Bulgarians protest about the gas crisis outside Ukraine's embassy in Sofia
Russian, Ukrainian and European Union officials have signed a deal which should pave the way for the re-opening of gas supplies to Europe.
The deal was signed by Ukrainian PM Yulia Tymoshenko, Russian PM Vladimir Putin and Czech PM Mirek Topolanek.
The deal is aimed at enabling a resumption of Russian gas deliveries to European countries through Ukraine.
Hundreds of thousands of European homes have no heating after gas shipments via Ukraine were halted on Wednesday.
Although both Ukraine and Russia had guaranteed that transit routes to Europe would be unaffected, mutual accusations between Kiev and Moscow resulted in supplies being cut.
EU monitors were expected to set out early from Kiev early on Sunday for the pumping and measuring stations on Ukraine's eastern and western borders.
If things go to plan and once those monitors are in place, says the BBC's Gabriel Gatehouse in Kiev, Russia should turn on the taps.
'Calming Russian fears'
Mr Topolanek, who has been in Ukraine for talks with Ms Tymoshenko, said the signing of the deal cleared the way for the resumption of Russian natural gas supplies to Europe.
"Nothing prevents Russia now from resuming gas supplies," he said.
Ukraine's PM met the EU envoy on Saturday evening
Russia's agreement came after five hours of talks between Russian Deputy Prime Minister Igor Sechin and officials from the European Union.
Under the deal, EU, Ukrainian and Russian observers will monitor supplies, in order to calm Russian fears that Ukraine is siphoning off gas for its own use.
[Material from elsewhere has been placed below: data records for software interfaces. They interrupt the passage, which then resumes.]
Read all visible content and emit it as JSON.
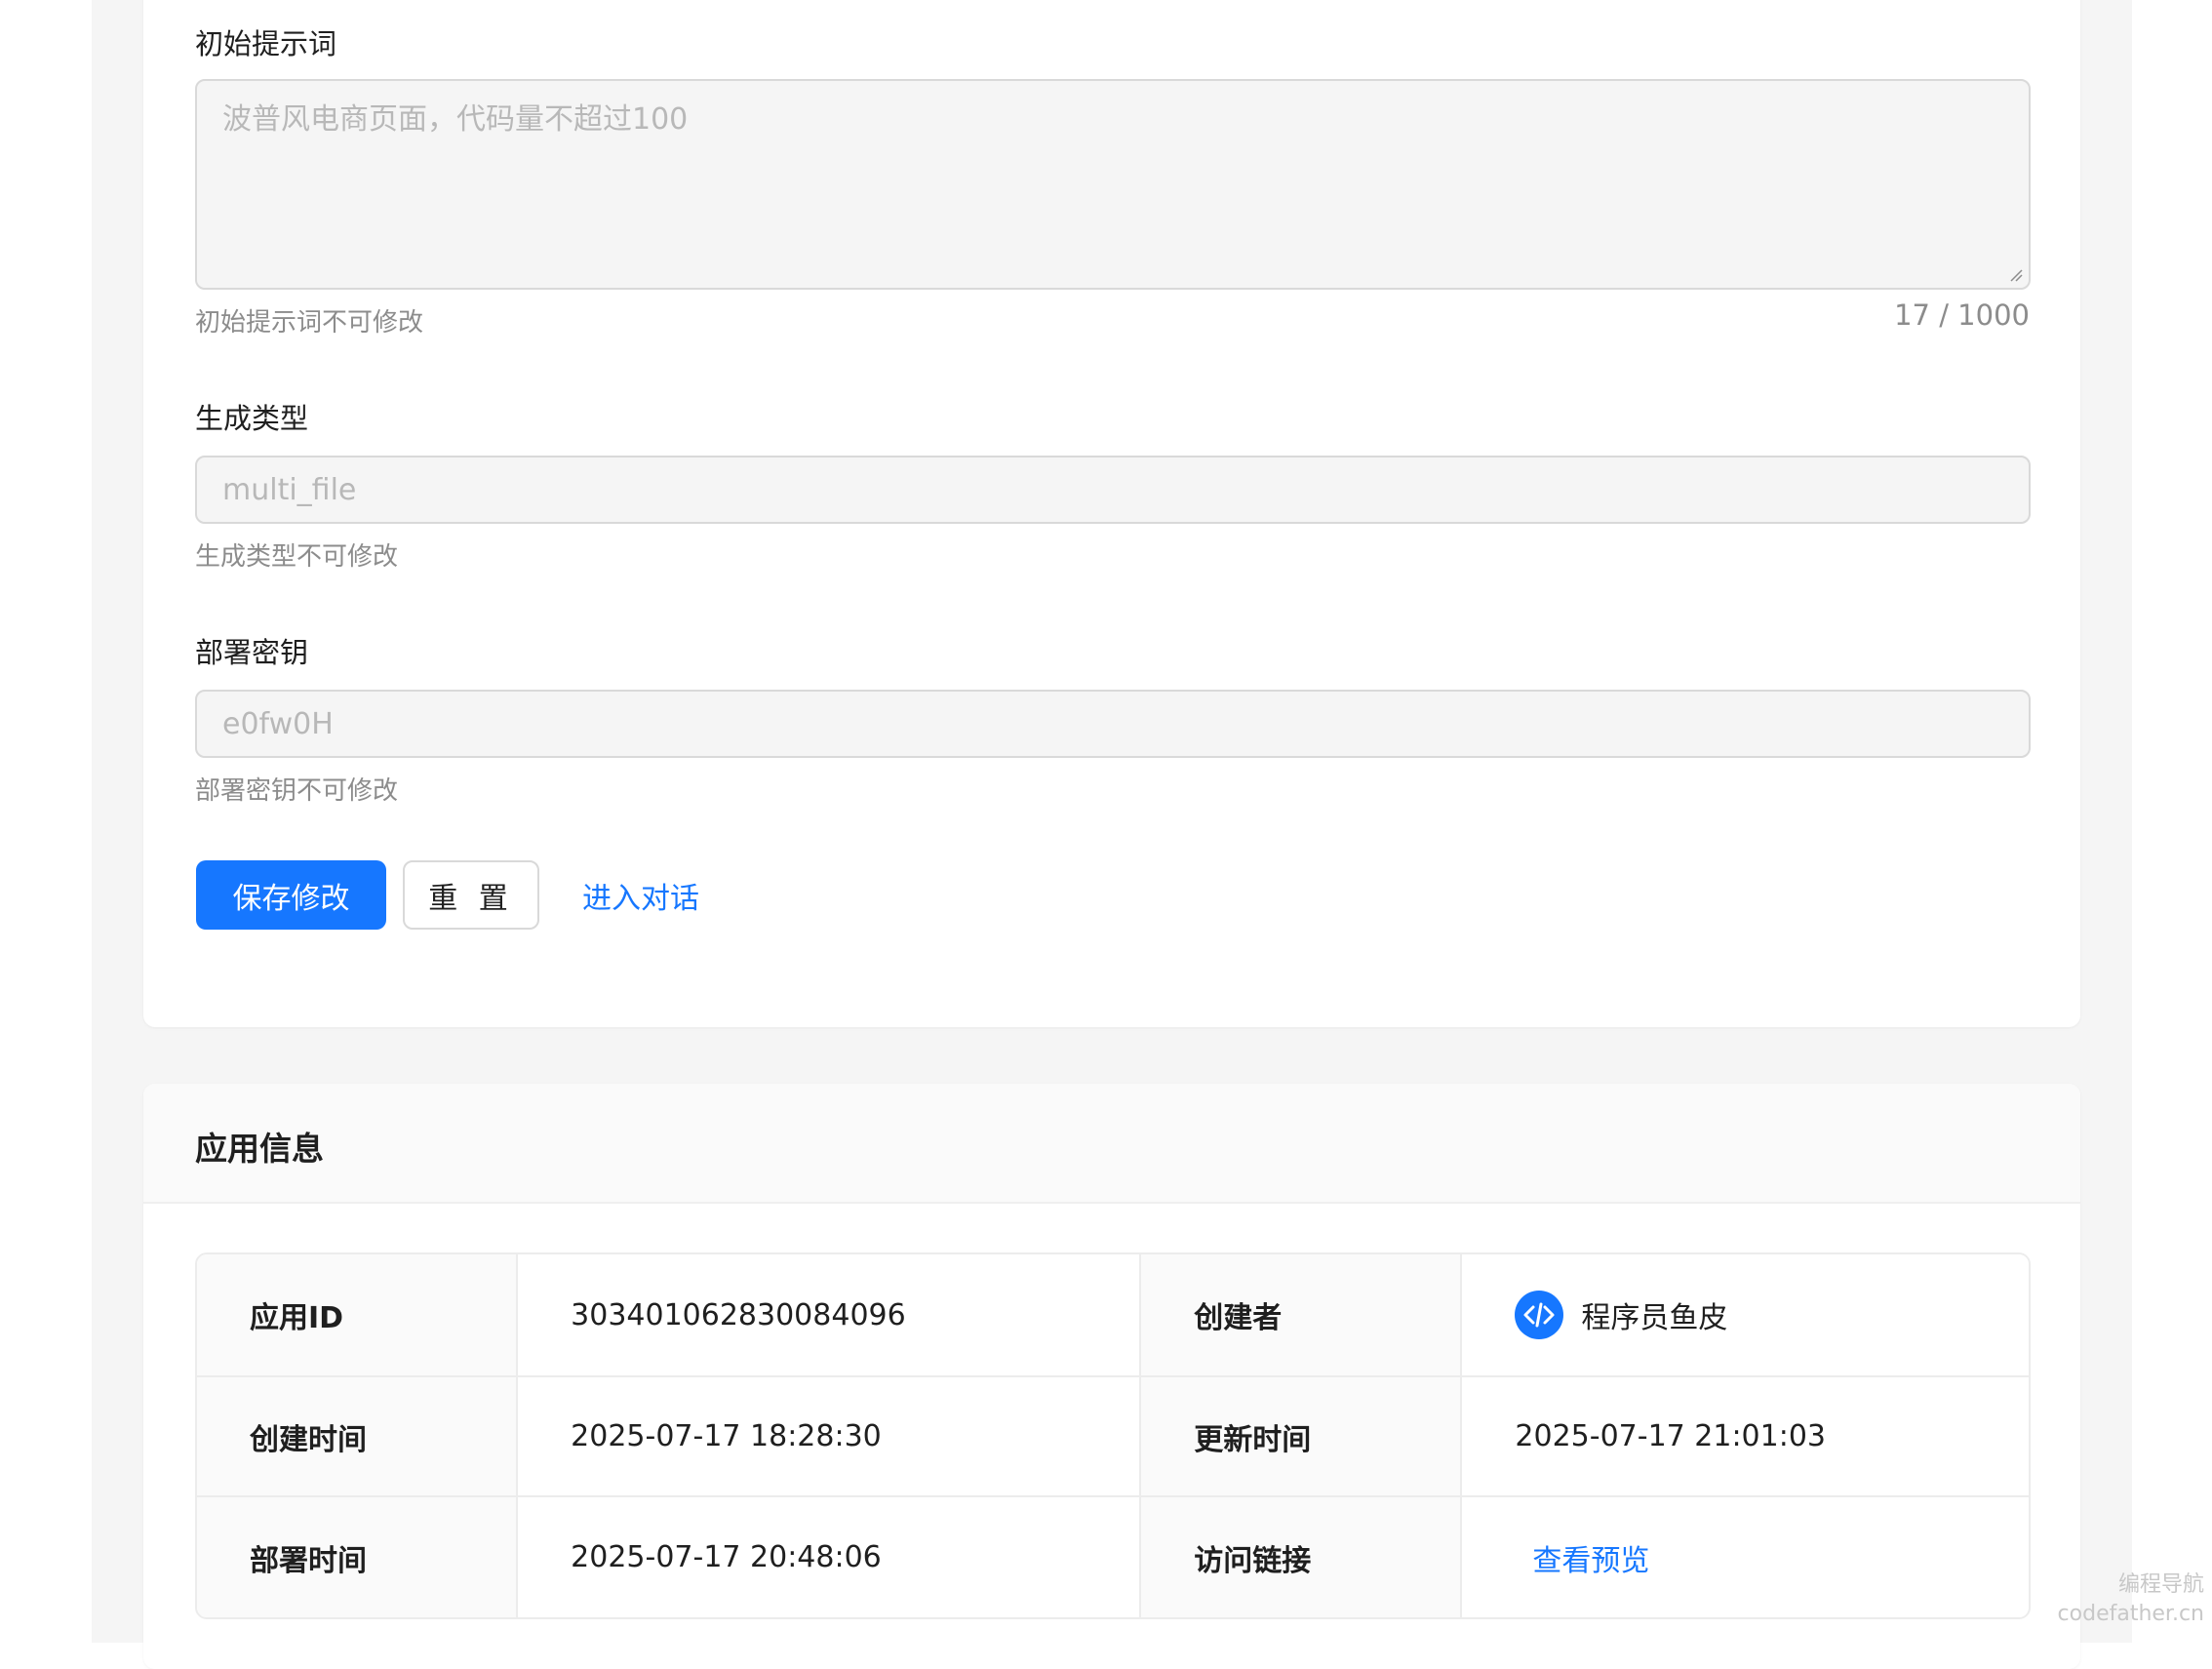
{
  "form": {
    "prompt": {
      "label": "初始提示词",
      "placeholder": "波普风电商页面，代码量不超过100",
      "help": "初始提示词不可修改",
      "counter": "17 / 1000"
    },
    "gen_type": {
      "label": "生成类型",
      "value": "multi_file",
      "help": "生成类型不可修改"
    },
    "deploy_key": {
      "label": "部署密钥",
      "value": "e0fw0H",
      "help": "部署密钥不可修改"
    },
    "actions": {
      "save": "保存修改",
      "reset": "重 置",
      "chat": "进入对话"
    }
  },
  "app_info": {
    "title": "应用信息",
    "rows": [
      {
        "label1": "应用ID",
        "value1": "303401062830084096",
        "label2": "创建者",
        "value2": "程序员鱼皮"
      },
      {
        "label1": "创建时间",
        "value1": "2025-07-17 18:28:30",
        "label2": "更新时间",
        "value2": "2025-07-17 21:01:03"
      },
      {
        "label1": "部署时间",
        "value1": "2025-07-17 20:48:06",
        "label2": "访问链接",
        "value2": "查看预览"
      }
    ],
    "creator_avatar_icon": "code-avatar-icon"
  },
  "watermark": {
    "line1": "编程导航",
    "line2": "codefather.cn"
  },
  "colors": {
    "primary": "#1677ff",
    "page_bg": "#f5f5f5"
  }
}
Ukraine has denied this allegation.
After signing the deal, Ms Tymoshenko said Ukraine's agreement signified its "goodwill" and role as an "honest transit country", the Associated Press reported.
Mr Putin is quoted on Interfax, the Russian news agency, as saying that the "transit of gas through Ukraine will start again as soon as the (transit) control mechanism starts to work".
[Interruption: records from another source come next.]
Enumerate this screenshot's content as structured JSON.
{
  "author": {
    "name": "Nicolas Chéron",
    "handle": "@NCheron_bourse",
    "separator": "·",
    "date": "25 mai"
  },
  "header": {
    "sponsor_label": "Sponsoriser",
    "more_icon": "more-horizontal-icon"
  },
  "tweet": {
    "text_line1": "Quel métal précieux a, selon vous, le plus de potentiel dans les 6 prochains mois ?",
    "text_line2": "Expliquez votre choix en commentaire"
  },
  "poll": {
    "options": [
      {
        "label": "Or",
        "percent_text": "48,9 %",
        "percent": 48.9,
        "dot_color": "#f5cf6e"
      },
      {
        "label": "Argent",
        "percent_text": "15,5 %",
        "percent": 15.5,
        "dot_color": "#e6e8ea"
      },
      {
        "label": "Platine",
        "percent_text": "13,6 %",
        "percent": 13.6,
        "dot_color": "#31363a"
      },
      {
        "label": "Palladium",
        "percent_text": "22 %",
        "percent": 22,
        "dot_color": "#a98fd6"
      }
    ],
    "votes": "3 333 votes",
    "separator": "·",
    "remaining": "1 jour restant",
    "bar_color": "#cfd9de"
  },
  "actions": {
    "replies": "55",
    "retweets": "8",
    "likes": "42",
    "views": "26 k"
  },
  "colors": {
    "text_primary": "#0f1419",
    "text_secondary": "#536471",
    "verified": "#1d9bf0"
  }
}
Ukraine and Russia's bitter contractual dispute over gas prices and transit fees has affected several countries which are unlikely to have supply resumed before Monday at the earliest, despite the signing of this deal.
Normal service in affected countries such as Bulgaria, Slovakia, Bosnia-Hercegovina and Serbia will be delayed as it takes around 36 hours from the moment of turning on the taps for the gas to reach consumers, our correspondent adds.
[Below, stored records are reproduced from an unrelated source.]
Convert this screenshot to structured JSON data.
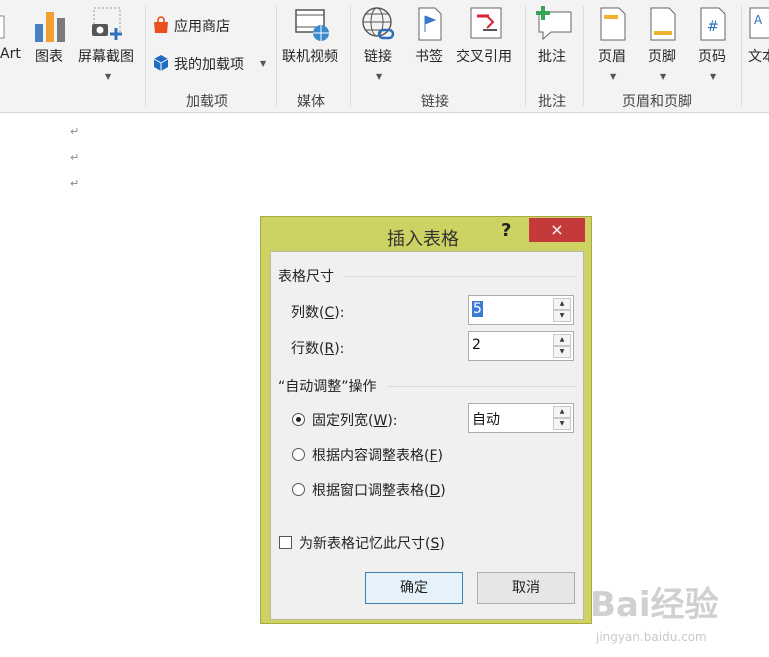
{
  "ribbon": {
    "smartart_label": "Art",
    "chart_label": "图表",
    "screenshot_label": "屏幕截图",
    "addins": {
      "store_label": "应用商店",
      "my_addins_label": "我的加载项",
      "group_label": "加载项"
    },
    "media": {
      "online_video_label": "联机视频",
      "group_label": "媒体"
    },
    "links": {
      "link_label": "链接",
      "bookmark_label": "书签",
      "cross_ref_label": "交叉引用",
      "group_label": "链接"
    },
    "comments": {
      "comment_label": "批注",
      "group_label": "批注"
    },
    "header_footer": {
      "header_label": "页眉",
      "footer_label": "页脚",
      "page_number_label": "页码",
      "group_label": "页眉和页脚"
    },
    "text_label": "文本"
  },
  "document": {
    "paragraph_mark": "↵"
  },
  "dialog": {
    "title": "插入表格",
    "help_label": "?",
    "close_label": "×",
    "table_size": {
      "section_title": "表格尺寸",
      "columns_label_pre": "列数(",
      "columns_key": "C",
      "columns_label_post": "):",
      "columns_value": "5",
      "rows_label_pre": "行数(",
      "rows_key": "R",
      "rows_label_post": "):",
      "rows_value": "2"
    },
    "autofit": {
      "section_title": "“自动调整”操作",
      "fixed_pre": "固定列宽(",
      "fixed_key": "W",
      "fixed_post": "):",
      "fixed_value": "自动",
      "content_pre": "根据内容调整表格(",
      "content_key": "F",
      "content_post": ")",
      "window_pre": "根据窗口调整表格(",
      "window_key": "D",
      "window_post": ")",
      "selected": "fixed"
    },
    "remember_pre": "为新表格记忆此尺寸(",
    "remember_key": "S",
    "remember_post": ")",
    "remember_checked": false,
    "ok_label": "确定",
    "cancel_label": "取消"
  },
  "watermark": {
    "brand": "Bai经验",
    "url": "jingyan.baidu.com"
  },
  "colors": {
    "title_bar": "#cdd262",
    "close_button": "#c43a3a",
    "selection": "#3b7bd6"
  }
}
But the underlying issue that caused this crisis - how much Ukraine should pay Russia for its gas, and what Russia should pay Ukraine in return for transporting gas to Europe - remains unresolved.
Talks on the sale of Russian gas to Ukraine ended without an agreement on Saturday.
Gazprom's offer price of $450 per 1,000 cubic metres was more than double the $201 Ukraine was prepared to accept, said Oleh Dubyna, chief executive of Ukrainian state energy company Naftogaz. Ukraine paid $179.5 in 2008.
Russia cut supplies to the Ukraine on New Year's Day.
"Unfortunately, the talks with Gazprom have finished with nothing," he said.
"The talks now have to proceed at a higher level."
Until this element gas dispute is resolved, our correspondent says, there is no guarantee there will not be a repeat of what has been Europe's worst energy crisis for years.
The EU gets a quarter of its gas supplies from Russia, 80% of which passes through Ukraine and more than 15 countries across central Europe have been hit by the shutdown of Russian supplies.
Serbia and Bosnia-Hercegovina are among the worst hit as many homes rely on heating stations that only run on gas.
Meanwhile, the Slovak government has decided to restart a nuclear power station because of the gas supply cuts, Prime Minister Robert Fico said.
Slovakia shut the Jaslovske Bohunice power station at the end of last year in order to comply with its EU accession agreement.